Your objective:
Give back each line of the material that contains the word "date".

Entries provided:
○ ○ ○ ○ ○
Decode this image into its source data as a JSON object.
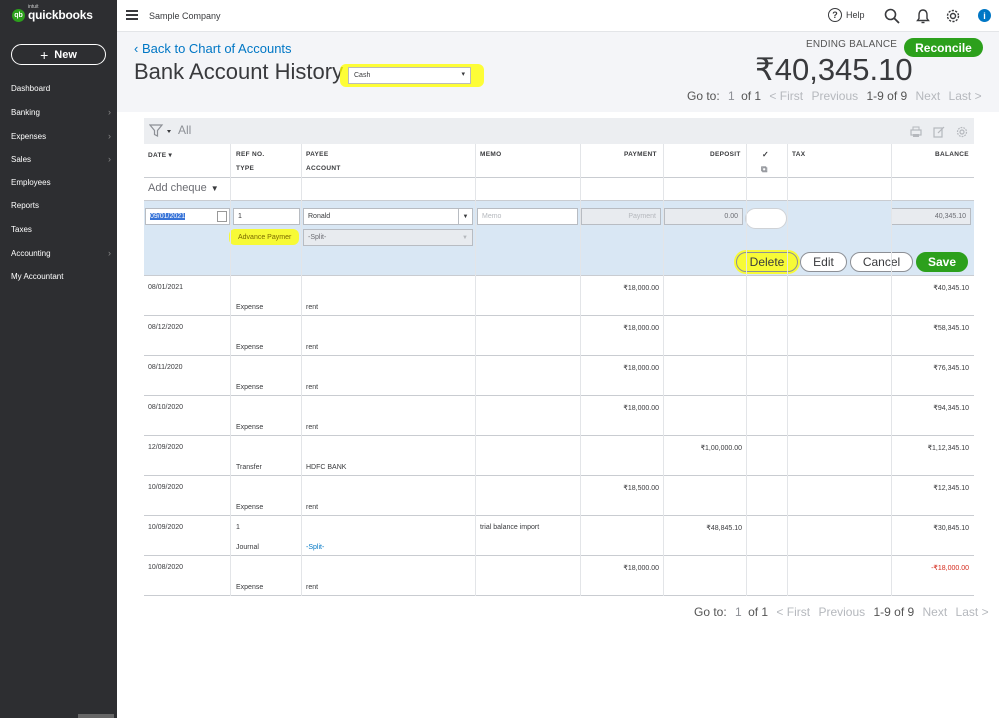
{
  "app": {
    "brand_small": "intuit",
    "brand": "quickbooks",
    "company": "Sample Company",
    "help": "Help"
  },
  "sidebar": {
    "new_label": "New",
    "items": [
      {
        "label": "Dashboard",
        "chevron": false
      },
      {
        "label": "Banking",
        "chevron": true
      },
      {
        "label": "Expenses",
        "chevron": true
      },
      {
        "label": "Sales",
        "chevron": true
      },
      {
        "label": "Employees",
        "chevron": false
      },
      {
        "label": "Reports",
        "chevron": false
      },
      {
        "label": "Taxes",
        "chevron": false
      },
      {
        "label": "Accounting",
        "chevron": true
      },
      {
        "label": "My Accountant",
        "chevron": false
      }
    ]
  },
  "header": {
    "back_link": "Back to Chart of Accounts",
    "title": "Bank Account History",
    "account": "Cash",
    "ending_balance_label": "ENDING BALANCE",
    "ending_balance": "₹40,345.10",
    "reconcile": "Reconcile"
  },
  "pager": {
    "goto": "Go to:",
    "page": "1",
    "of": "of 1",
    "first": "< First",
    "previous": "Previous",
    "range": "1-9 of 9",
    "next": "Next",
    "last": "Last >"
  },
  "grid": {
    "filter_all": "All",
    "columns": {
      "date": "DATE",
      "ref_no": "REF NO.",
      "type": "TYPE",
      "payee": "PAYEE",
      "account": "ACCOUNT",
      "memo": "MEMO",
      "payment": "PAYMENT",
      "deposit": "DEPOSIT",
      "cleared": "✓",
      "tax": "TAX",
      "balance": "BALANCE"
    },
    "add_cheque": "Add cheque",
    "edit_row": {
      "date": "09/01/2021",
      "ref_no": "1",
      "payee": "Ronald",
      "memo_placeholder": "Memo",
      "payment_placeholder": "Payment",
      "deposit": "0.00",
      "balance": "40,345.10",
      "type": "Advance Paymer",
      "account": "-Split-",
      "buttons": {
        "delete": "Delete",
        "edit": "Edit",
        "cancel": "Cancel",
        "save": "Save"
      }
    },
    "rows": [
      {
        "date": "08/01/2021",
        "ref": "",
        "type": "Expense",
        "payee": "",
        "account": "rent",
        "memo": "",
        "payment": "₹18,000.00",
        "deposit": "",
        "balance": "₹40,345.10"
      },
      {
        "date": "08/12/2020",
        "ref": "",
        "type": "Expense",
        "payee": "",
        "account": "rent",
        "memo": "",
        "payment": "₹18,000.00",
        "deposit": "",
        "balance": "₹58,345.10"
      },
      {
        "date": "08/11/2020",
        "ref": "",
        "type": "Expense",
        "payee": "",
        "account": "rent",
        "memo": "",
        "payment": "₹18,000.00",
        "deposit": "",
        "balance": "₹76,345.10"
      },
      {
        "date": "08/10/2020",
        "ref": "",
        "type": "Expense",
        "payee": "",
        "account": "rent",
        "memo": "",
        "payment": "₹18,000.00",
        "deposit": "",
        "balance": "₹94,345.10"
      },
      {
        "date": "12/09/2020",
        "ref": "",
        "type": "Transfer",
        "payee": "",
        "account": "HDFC BANK",
        "memo": "",
        "payment": "",
        "deposit": "₹1,00,000.00",
        "balance": "₹1,12,345.10"
      },
      {
        "date": "10/09/2020",
        "ref": "",
        "type": "Expense",
        "payee": "",
        "account": "rent",
        "memo": "",
        "payment": "₹18,500.00",
        "deposit": "",
        "balance": "₹12,345.10"
      },
      {
        "date": "10/09/2020",
        "ref": "1",
        "type": "Journal",
        "payee": "",
        "account": "-Split-",
        "memo": "trial balance import",
        "payment": "",
        "deposit": "₹48,845.10",
        "balance": "₹30,845.10",
        "account_link": true
      },
      {
        "date": "10/08/2020",
        "ref": "",
        "type": "Expense",
        "payee": "",
        "account": "rent",
        "memo": "",
        "payment": "₹18,000.00",
        "deposit": "",
        "balance": "-₹18,000.00",
        "negative": true
      }
    ]
  },
  "colors": {
    "brand_green": "#2ca01c",
    "link_blue": "#0077c5",
    "sidebar_bg": "#2d2e31",
    "highlight": "#ffff00",
    "negative": "#d52b1e"
  }
}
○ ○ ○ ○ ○
Answer space:
      "date": "DATE",
      "date": "09/01/2021",
        "date": "08/01/2021",
        "date": "08/12/2020",
        "date": "08/11/2020",
        "date": "08/10/2020",
        "date": "12/09/2020",
        "date": "10/09/2020",
        "date": "10/09/2020",
        "date": "10/08/2020",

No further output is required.